  • Eleven women completed a one-year program conducted by Saudi Air Navigation Services

JEDDAH: Saudi Air Navigation Services (SANS) on Wednesday celebrated the appointment and start of work of the first batch of Saudi female air traffic controllers at an air traffic control center in Jeddah.
Eleven women completed a one-year program conducted by SANS in cooperation with the Saudi Academy of Civil Aviation. This is the first program to qualify women to work as air traffic controllers.
The academy initiative, in collaboration with SANS, seeks to create more jobs for women as part of a reform push to wean the economy off oil. Vision 2030 plan aims to increase employment and diversify revenue sources.

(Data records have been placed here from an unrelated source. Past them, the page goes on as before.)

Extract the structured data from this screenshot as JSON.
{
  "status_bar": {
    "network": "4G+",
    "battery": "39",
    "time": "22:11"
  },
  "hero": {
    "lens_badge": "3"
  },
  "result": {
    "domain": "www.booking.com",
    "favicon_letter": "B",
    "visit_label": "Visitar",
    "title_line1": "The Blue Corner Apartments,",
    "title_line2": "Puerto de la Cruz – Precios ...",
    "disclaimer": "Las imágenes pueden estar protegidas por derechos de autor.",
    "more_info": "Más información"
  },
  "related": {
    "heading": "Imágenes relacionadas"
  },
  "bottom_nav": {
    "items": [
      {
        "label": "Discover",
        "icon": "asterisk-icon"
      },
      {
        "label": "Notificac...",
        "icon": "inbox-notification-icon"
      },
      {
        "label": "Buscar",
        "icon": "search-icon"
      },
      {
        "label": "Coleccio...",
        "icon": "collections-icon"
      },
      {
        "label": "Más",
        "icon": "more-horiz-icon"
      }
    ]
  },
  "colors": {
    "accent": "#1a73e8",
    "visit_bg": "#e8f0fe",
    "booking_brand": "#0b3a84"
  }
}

Earlier, SANS CEO Ryyan Tarabzoni said the state-owned company was prioritizing the hiring of women in the profession, as the country pushes to extend women’s rights in the country and also recruit more nationals as part of the “Saudization” project.